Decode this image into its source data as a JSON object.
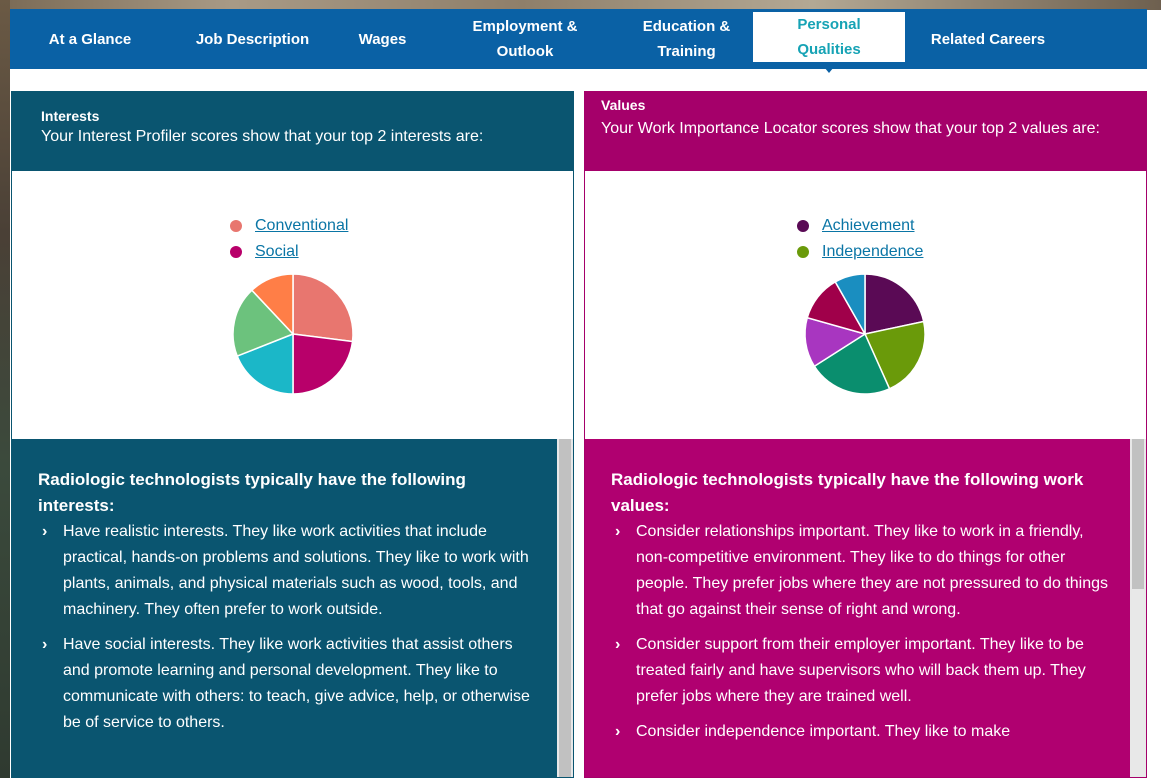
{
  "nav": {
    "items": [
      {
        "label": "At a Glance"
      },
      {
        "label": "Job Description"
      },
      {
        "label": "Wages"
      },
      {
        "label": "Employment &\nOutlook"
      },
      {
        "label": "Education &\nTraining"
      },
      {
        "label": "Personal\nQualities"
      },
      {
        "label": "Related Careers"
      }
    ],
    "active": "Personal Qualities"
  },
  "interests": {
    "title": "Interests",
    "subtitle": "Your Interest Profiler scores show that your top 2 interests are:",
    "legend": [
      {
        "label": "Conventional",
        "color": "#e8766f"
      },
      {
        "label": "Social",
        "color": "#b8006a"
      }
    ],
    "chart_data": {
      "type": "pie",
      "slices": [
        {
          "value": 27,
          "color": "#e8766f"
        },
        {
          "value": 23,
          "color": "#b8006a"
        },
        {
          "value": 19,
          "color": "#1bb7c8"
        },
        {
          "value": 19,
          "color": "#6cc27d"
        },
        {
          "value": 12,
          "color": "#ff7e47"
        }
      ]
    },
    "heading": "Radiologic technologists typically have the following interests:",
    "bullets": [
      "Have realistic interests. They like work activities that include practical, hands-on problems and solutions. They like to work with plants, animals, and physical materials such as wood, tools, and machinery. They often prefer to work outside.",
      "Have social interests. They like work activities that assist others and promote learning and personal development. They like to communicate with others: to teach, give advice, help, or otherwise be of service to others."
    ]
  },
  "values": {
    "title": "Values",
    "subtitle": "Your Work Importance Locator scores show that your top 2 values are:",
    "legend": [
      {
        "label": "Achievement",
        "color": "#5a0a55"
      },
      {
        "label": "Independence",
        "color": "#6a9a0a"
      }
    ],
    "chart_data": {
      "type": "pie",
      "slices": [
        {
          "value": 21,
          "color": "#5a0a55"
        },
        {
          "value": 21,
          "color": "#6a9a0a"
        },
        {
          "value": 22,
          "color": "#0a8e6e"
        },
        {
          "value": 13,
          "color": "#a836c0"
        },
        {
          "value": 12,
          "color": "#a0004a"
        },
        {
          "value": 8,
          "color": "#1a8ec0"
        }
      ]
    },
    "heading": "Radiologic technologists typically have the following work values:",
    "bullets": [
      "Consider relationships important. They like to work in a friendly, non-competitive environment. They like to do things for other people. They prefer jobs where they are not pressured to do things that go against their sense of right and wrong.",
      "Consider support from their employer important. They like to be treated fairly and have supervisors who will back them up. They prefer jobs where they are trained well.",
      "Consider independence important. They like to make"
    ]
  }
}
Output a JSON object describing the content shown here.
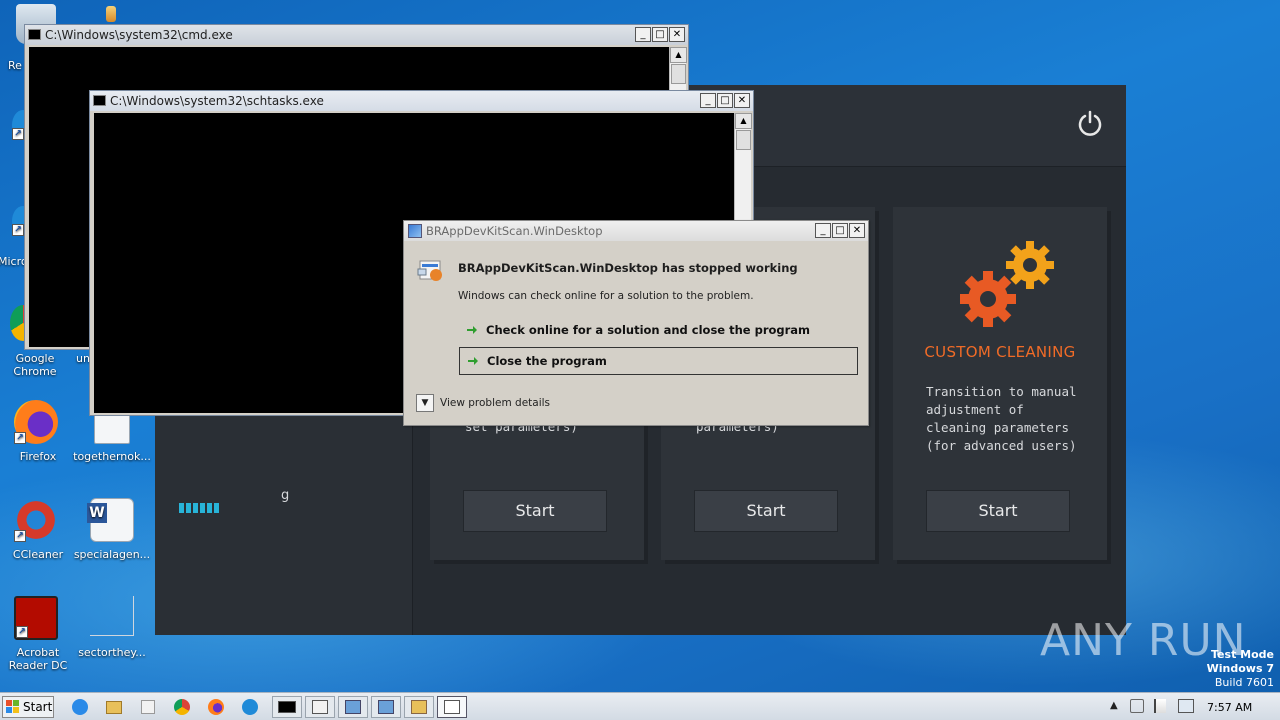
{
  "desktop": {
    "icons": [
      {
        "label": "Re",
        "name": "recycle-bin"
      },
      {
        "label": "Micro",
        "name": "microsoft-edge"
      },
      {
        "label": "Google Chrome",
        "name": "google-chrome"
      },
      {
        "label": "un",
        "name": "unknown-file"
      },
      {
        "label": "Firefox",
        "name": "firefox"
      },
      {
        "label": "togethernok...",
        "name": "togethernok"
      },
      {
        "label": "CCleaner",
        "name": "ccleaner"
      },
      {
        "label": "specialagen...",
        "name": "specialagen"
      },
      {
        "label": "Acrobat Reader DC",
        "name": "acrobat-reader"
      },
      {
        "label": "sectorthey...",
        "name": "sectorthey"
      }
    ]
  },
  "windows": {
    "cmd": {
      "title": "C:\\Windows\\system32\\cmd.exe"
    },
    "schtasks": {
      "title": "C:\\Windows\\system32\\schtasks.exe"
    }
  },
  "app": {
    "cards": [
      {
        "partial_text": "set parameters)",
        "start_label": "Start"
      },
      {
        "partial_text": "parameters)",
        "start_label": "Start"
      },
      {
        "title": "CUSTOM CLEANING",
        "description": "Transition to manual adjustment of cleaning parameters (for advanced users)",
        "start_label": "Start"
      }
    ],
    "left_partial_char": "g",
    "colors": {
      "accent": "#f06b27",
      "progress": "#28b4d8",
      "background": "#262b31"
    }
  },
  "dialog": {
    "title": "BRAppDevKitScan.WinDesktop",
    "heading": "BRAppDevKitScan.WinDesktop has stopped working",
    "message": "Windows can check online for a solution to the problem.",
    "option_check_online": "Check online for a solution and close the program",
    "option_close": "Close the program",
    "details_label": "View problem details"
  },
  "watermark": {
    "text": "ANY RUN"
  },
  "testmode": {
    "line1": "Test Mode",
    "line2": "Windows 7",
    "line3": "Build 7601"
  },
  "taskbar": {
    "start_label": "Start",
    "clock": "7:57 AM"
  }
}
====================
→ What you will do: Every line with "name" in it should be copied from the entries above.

→ Result of this exercise:
        "name": "recycle-bin"
        "name": "microsoft-edge"
        "name": "google-chrome"
        "name": "unknown-file"
        "name": "firefox"
        "name": "togethernok"
        "name": "ccleaner"
        "name": "specialagen"
        "name": "acrobat-reader"
        "name": "sectorthey"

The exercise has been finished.